3382 N. Milwaukee, (773)545-8585
Taqueria la Poblanita
Spit-roasted meats crowned by pineapple rings and marinated in orangey-red Achiote paste or oregano-perfumed tacos arabes with a hint of vinegar served up on thick flower tortillas with cinnamon scented salsa is the thing. Don’t forget the Mexican Coke, which is still served up in glass bottles and brewed with cane syrup (instead of high-fructose corn syrup like the American version). The cane syrup has a caramel undertone and offers a full-bodied mouth feel. If you grew up in the eighties, it’ll be a chance to recapture a taste memory from your youth.
4171 S. Archer
If you’re looking to score a taco or a clock bearing the logo of your favorite Mexican soccer team, Taqueria Puebla’s a one-stop shop. The walls and ceiling are wallpapered with soccer posters, photographs and vintage Oscar de la Hoya posters. The spartan and eclectic decor belies a cuisine that, much like De la Hoya’s powerful fists, will knock you out. Taco arabes, a thick flour tortilla studded with spit-roasted pork, caramelized onion, oregano, vinegar and assorted spices, is a close cousin of traditional Middle Eastern lamb schwarma, while the cemita milaneza, a sesame-crusted grilled bun filled with a breaded, butterflied pork chop, papalo (a leafy green similar to cilantro), chipotle peppers and a mozzarella-like string cheese reminds you of a smoky veal parmesan sandwich.
3619 W. North, (773)772-8435
Sidle into red melamine booths and chow down under a glass mural of a sombrero-topped Rhett Butler swooning with a Latina Scarlett. The smoky tomato salsa is the perfect complement to the steak taco which has tender bits of lightly charred and heartily seasoned carne asada and is served in a grilled corn envelope dotted with herby cilantro.

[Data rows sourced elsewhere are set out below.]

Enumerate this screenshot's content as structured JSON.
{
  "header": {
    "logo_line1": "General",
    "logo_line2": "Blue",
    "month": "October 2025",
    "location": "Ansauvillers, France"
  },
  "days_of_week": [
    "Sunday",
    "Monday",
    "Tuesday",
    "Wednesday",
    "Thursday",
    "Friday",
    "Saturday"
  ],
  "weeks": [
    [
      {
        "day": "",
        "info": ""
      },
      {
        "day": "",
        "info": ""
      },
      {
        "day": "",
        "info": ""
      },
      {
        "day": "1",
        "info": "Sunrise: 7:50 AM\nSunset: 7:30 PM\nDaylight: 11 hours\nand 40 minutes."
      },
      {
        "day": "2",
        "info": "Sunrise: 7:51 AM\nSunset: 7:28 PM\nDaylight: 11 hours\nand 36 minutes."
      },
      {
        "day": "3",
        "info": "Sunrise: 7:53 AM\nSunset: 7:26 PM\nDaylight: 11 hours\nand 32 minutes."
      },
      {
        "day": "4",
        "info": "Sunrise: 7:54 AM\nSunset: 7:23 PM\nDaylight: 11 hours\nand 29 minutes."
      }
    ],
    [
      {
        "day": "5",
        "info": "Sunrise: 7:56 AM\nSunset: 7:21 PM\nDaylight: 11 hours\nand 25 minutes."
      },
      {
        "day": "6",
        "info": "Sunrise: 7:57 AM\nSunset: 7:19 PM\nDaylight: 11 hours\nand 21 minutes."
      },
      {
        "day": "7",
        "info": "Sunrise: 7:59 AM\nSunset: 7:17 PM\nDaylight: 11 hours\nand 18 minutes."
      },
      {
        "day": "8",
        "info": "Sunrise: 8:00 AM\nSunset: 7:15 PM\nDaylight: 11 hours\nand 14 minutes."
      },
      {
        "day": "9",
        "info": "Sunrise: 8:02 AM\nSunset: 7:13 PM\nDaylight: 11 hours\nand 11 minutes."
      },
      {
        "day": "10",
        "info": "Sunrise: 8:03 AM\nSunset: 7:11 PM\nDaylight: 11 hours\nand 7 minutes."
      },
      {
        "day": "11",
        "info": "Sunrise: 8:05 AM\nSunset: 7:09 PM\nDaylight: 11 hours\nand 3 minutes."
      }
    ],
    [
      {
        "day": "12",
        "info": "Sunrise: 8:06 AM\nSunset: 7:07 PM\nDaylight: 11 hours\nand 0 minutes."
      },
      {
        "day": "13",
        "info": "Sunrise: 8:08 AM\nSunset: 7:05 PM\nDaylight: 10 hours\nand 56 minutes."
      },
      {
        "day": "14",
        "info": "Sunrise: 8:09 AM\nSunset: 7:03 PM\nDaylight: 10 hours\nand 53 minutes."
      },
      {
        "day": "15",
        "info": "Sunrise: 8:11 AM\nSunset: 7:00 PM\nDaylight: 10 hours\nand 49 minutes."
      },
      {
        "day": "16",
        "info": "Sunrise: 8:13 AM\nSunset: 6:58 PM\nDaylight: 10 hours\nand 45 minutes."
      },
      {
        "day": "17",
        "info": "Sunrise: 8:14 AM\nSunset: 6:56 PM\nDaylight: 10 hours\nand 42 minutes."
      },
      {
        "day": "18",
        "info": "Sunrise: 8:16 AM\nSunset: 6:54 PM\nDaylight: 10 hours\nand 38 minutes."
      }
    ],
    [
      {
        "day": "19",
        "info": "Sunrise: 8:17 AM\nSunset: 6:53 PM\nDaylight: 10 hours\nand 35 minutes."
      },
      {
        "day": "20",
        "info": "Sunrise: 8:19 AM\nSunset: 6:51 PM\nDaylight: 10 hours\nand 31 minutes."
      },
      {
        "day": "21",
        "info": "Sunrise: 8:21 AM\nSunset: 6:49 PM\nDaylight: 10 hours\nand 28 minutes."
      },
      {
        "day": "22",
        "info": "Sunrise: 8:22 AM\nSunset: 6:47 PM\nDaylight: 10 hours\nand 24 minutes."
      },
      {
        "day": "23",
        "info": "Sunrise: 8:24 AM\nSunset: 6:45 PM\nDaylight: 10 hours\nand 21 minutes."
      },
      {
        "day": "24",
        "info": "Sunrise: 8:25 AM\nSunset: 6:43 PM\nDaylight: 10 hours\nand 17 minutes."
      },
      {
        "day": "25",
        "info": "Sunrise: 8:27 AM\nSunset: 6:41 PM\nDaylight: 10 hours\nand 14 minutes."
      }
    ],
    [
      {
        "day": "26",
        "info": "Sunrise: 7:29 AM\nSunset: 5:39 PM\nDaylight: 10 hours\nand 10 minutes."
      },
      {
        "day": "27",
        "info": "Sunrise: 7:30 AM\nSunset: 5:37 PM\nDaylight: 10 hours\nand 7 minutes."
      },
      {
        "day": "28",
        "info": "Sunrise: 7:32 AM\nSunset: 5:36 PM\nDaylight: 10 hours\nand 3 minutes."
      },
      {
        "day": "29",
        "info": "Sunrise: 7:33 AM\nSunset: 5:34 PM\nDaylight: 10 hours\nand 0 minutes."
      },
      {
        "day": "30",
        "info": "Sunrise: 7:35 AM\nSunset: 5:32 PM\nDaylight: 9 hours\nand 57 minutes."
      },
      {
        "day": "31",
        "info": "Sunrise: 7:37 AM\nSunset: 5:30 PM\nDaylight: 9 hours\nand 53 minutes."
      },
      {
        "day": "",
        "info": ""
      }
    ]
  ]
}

The tabletop escabeche, or Mexican style giardiniera, really heats up the roast pork tacos.
3856 S. Archer, (773)843-0098
Tiny little hole-in-the-walls are the best places to drink, and now eat. Zacatacos, small enough to be your kitchen, cooks some of the best char-broiled tacos in this city—which says a lot when you consider the large number of taco joints in this city. They offer cheaply priced tacos—steak, chicken or pork—as well as burritos so big that they are a workout to pick up and eat, and nachos so good that the heart-attack that may ensue is well worth it. Open late on the weekends, it’s a perfect destination for late greasy treats to soak up any alcohol you may have in your system.
5925 S. Pulaski, (773)581-9481; 3949 W. 71st, (773)582-9701
(Tom Lynch, Lorenzo de Jesus Martinez and Michael Nagrant)